Accomplice over Ally – Equity over Diversity
Parts 3 and 4 in Chapter IV cover some interesting clarifications on terms and the roles played in Western Yoga communities. The levels of being an ally to an accomplice and knowing how equity is different from just diversity are important distinctions to make as we reflect on how we show up or act in our society and community.
For many of us, the role of “ally” is comfortable and doable. We can see places where we might support or speak up to create change in society and community with our votes or the places we shop. Taking the next step of putting ourselves into new and more active roles as an accomplice is a whole other story. I know for myself, my time and energy can be easily focused on “my space” and “my life”, but what is “my life” without the community that surrounds me? Centering myself as merely an ally, without having to actively work to disrupt the imbalance in social structures that I know allow me to continue to thrive and others not to thrive, keeps me at a comfortable arms length.
Being in the Iyengar Yoga lineage and tradition can in a way make us feel we have automatic accomplice status, at least within the yoga world. We follow many of the decolonization keys listed by Susanna Barkataki on pages 130-131 in Embrace Yoga’s Roots. Our dues to our national organization partly go back to the institute in India, we uplift our Indian teachers and emphasize the roots and traditions of the practice of yoga. We hang photos of the Iyengar family in our studios and start each class with the Invocation to Patanjali. We do not play music in class and treat the practice as a full subject to learn and commit to over a long period of time, not just something you “do” as a daily workout. Iyengar Yoga spaces can actually feel foreign to Western Yoga practitioners because of these things. However, this doesn’t automatically mean we are a more diverse and equitable space. In every yoga space, we might easily fall into “spiritual bypassing”, or just the deluded assumption that just because we practice yoga that we are “yogis”, perfect in all our Yamas and Niyamas.

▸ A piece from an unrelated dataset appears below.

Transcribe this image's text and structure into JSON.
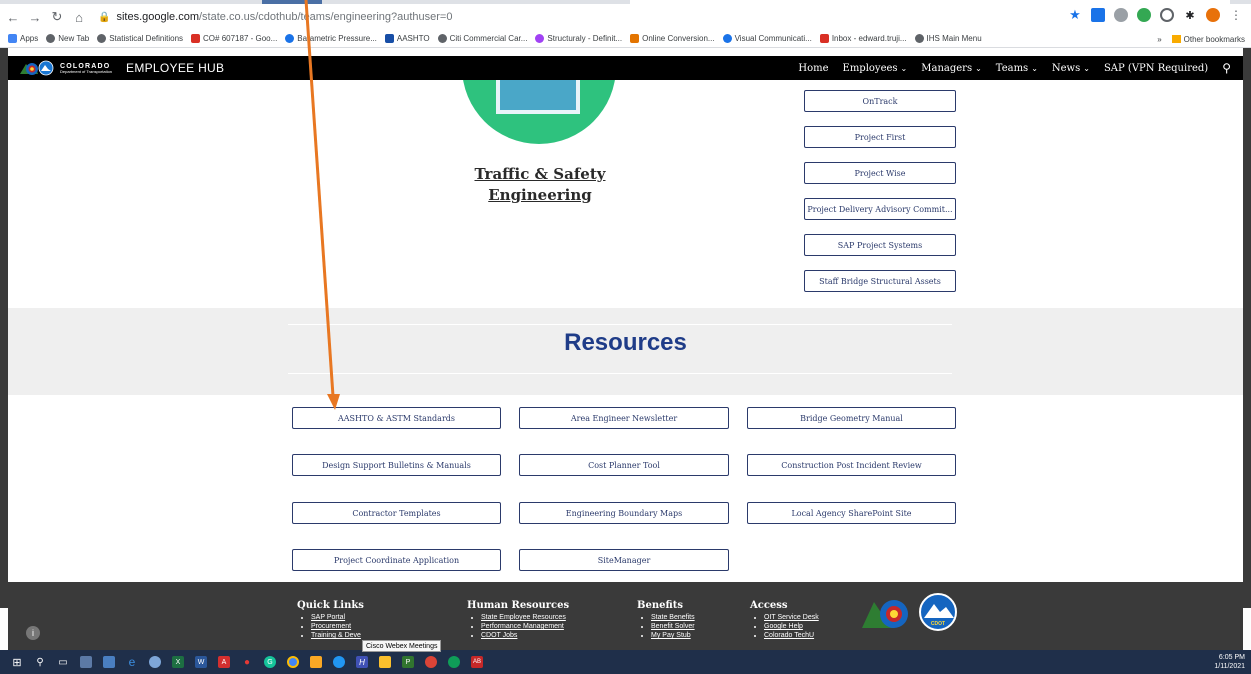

Yoga is a practice. Period. And not just one of the physical body of asana. To practice truth and nonviolence, to practice moderation and self-study, to practice non-greed and cleanliness takes reflection on how we are in the world and our community. Do we use more than we need when others don’t have resources at all? Do we covet more than is necessary when others don’t have basic securities? What am I benefitting from that others don’t even have access to? These are difficult questions, but they must be asked.
Ultimately, as we look at our place in the world, we have to start realizing that like being an accomplice over just an ally, finding equity means more than diversity or equality. The image I chose for this blog has been one I find VERY helpful. Accessibility is not an equal measure. We have to look at any one person or group and know that their support and/or needs are different. Our baselines are not the same and our ability to create equity must be a work of knowledge, reflection, togetherness and collaboration.
Iyengar Yoga can be seen as taking an equitable approach to yog-asana, but still here in the US we can absolutely fall toward a Western centered lens. BKS Iyengar formulated the use of props along with multiple approaches to asanas as he observed more and more bodies from more and more countries and communities over his lifetime of practice. To come to what we would call a “unified presentation” with any posture, a Certified Iyengar Yoga teacher is trained to teach any body walking through the studio door. To maintain even a “basic” Trikonasana (triangle pose) long enough to engage the mental and emotional aspects of the holistic yoga practice, bricks or a trestle or a wall may be used for varying issues and needs. Everyone is able in the eyes of the Iyengars, and the variety of postures and approaches are for the variety of abilities and possibilities in practitioners. Yet, teachers and practitioners here in the West can easily have preference for the demonstration of those able to present a pose. Or, have a conquest-centered mind that because a physical pose merely exists it must be done. I have found it interesting to compare that more often than not, with an Iyengar teaching, the one in the class being pulled up on stage or into the limelight is the one who sometimes needs the most help or support. For them, the full experience of the essence of a pose is the real practice of asana, and any “ideal” of a posture has evolved and changed over time the more that is learned. This evolution of the practice and method can be seen in the many texts from the Iyengar Institute in India.
The constant play between Eastern Iyengar Yoga and Western Iyengar Yoga for me is an interesting study and is more clear in reading this book. We cannot assume that because we have these traditional roots in India that we are immune to the social reality of Western Yoga. Our community does reflect much of what Susanna Barkataki mentions in this book because we live and practice in the West. And, to the urging of Abhijata at our most recent Convention, if we want Iyengar Yoga to continue, we have to find ways to open ourselves up to more community and co-creation, collaboration as practitioners and as people. We have the tools and the practice to “Embrace Yoga’s Roots” AND share the subject in a more equitable way in Western society.
This Week’s Reading – CHAPTER V, Reconnection – Part 1